WORK TASK
Would you reproduce the entries that follow exactly as they appear?

SUPPLIED MATERIAL
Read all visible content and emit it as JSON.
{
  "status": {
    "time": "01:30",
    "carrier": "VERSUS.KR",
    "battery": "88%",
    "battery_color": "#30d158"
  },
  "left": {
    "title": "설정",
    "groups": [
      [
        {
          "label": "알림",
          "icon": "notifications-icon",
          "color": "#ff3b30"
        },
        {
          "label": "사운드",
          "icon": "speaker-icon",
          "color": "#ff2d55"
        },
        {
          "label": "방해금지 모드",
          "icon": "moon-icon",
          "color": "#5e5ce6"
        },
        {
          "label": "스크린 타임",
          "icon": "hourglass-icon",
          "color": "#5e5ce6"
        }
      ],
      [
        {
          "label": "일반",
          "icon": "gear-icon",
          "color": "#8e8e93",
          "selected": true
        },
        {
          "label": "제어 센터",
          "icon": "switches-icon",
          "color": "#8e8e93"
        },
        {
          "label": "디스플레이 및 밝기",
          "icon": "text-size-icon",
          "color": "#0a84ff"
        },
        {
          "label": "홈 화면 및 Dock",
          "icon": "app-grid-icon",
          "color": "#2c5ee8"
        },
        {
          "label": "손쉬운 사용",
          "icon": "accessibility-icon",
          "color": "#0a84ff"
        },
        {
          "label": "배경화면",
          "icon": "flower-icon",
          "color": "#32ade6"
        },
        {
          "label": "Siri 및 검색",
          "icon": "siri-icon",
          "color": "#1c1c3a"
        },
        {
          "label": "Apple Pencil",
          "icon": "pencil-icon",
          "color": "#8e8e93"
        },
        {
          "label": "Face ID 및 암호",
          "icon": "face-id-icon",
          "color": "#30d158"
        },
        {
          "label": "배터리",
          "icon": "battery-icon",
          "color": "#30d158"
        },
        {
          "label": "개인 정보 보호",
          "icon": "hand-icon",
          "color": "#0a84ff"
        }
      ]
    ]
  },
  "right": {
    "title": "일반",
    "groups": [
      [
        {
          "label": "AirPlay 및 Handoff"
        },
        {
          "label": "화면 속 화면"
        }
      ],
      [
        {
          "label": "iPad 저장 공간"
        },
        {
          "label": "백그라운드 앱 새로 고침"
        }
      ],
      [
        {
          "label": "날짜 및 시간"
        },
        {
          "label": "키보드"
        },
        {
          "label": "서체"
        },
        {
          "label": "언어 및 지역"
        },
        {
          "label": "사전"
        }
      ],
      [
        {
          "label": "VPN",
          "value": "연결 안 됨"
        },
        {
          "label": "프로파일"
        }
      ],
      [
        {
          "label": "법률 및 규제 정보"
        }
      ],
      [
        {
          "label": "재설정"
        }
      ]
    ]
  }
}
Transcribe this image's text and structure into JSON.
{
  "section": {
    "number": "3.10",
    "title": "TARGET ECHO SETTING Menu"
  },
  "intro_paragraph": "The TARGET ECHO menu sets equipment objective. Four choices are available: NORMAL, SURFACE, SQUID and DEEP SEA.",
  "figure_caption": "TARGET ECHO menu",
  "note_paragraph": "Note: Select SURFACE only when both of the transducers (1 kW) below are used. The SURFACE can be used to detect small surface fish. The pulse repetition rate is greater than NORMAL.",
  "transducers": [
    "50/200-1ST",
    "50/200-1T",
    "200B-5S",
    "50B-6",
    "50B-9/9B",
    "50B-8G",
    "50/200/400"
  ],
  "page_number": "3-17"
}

EXERCISE RESULT
Read all visible content and emit it as JSON.
{
  "status": {
    "time": "01:30",
    "carrier": "VERSUS.KR",
    "battery": "88%",
    "battery_color": "#30d158"
  },
  "left": {
    "title": "설정",
    "groups": [
      [
        {
          "label": "알림",
          "icon": "notifications-icon",
          "color": "#ff3b30"
        },
        {
          "label": "사운드",
          "icon": "speaker-icon",
          "color": "#ff2d55"
        },
        {
          "label": "방해금지 모드",
          "icon": "moon-icon",
          "color": "#5e5ce6"
        },
        {
          "label": "스크린 타임",
          "icon": "hourglass-icon",
          "color": "#5e5ce6"
        }
      ],
      [
        {
          "label": "일반",
          "icon": "gear-icon",
          "color": "#8e8e93",
          "selected": true
        },
        {
          "label": "제어 센터",
          "icon": "switches-icon",
          "color": "#8e8e93"
        },
        {
          "label": "디스플레이 및 밝기",
          "icon": "text-size-icon",
          "color": "#0a84ff"
        },
        {
          "label": "홈 화면 및 Dock",
          "icon": "app-grid-icon",
          "color": "#2c5ee8"
        },
        {
          "label": "손쉬운 사용",
          "icon": "accessibility-icon",
          "color": "#0a84ff"
        },
        {
          "label": "배경화면",
          "icon": "flower-icon",
          "color": "#32ade6"
        },
        {
          "label": "Siri 및 검색",
          "icon": "siri-icon",
          "color": "#1c1c3a"
        },
        {
          "label": "Apple Pencil",
          "icon": "pencil-icon",
          "color": "#8e8e93"
        },
        {
          "label": "Face ID 및 암호",
          "icon": "face-id-icon",
          "color": "#30d158"
        },
        {
          "label": "배터리",
          "icon": "battery-icon",
          "color": "#30d158"
        },
        {
          "label": "개인 정보 보호",
          "icon": "hand-icon",
          "color": "#0a84ff"
        }
      ]
    ]
  },
  "right": {
    "title": "일반",
    "groups": [
      [
        {
          "label": "AirPlay 및 Handoff"
        },
        {
          "label": "화면 속 화면"
        }
      ],
      [
        {
          "label": "iPad 저장 공간"
        },
        {
          "label": "백그라운드 앱 새로 고침"
        }
      ],
      [
        {
          "label": "날짜 및 시간"
        },
        {
          "label": "키보드"
        },
        {
          "label": "서체"
        },
        {
          "label": "언어 및 지역"
        },
        {
          "label": "사전"
        }
      ],
      [
        {
          "label": "VPN",
          "value": "연결 안 됨"
        },
        {
          "label": "프로파일"
        }
      ],
      [
        {
          "label": "법률 및 규제 정보"
        }
      ],
      [
        {
          "label": "재설정"
        }
      ]
    ]
  }
}
Transcribe this image's text and structure into JSON.
{
  "section": {
    "number": "3.10",
    "title": "TARGET ECHO SETTING Menu"
  },
  "intro_paragraph": "The TARGET ECHO menu sets equipment objective. Four choices are available: NORMAL, SURFACE, SQUID and DEEP SEA.",
  "figure_caption": "TARGET ECHO menu",
  "note_paragraph": "Note: Select SURFACE only when both of the transducers (1 kW) below are used. The SURFACE can be used to detect small surface fish. The pulse repetition rate is greater than NORMAL.",
  "transducers": [
    "50/200-1ST",
    "50/200-1T",
    "200B-5S",
    "50B-6",
    "50B-9/9B",
    "50B-8G",
    "50/200/400"
  ],
  "page_number": "3-17"
}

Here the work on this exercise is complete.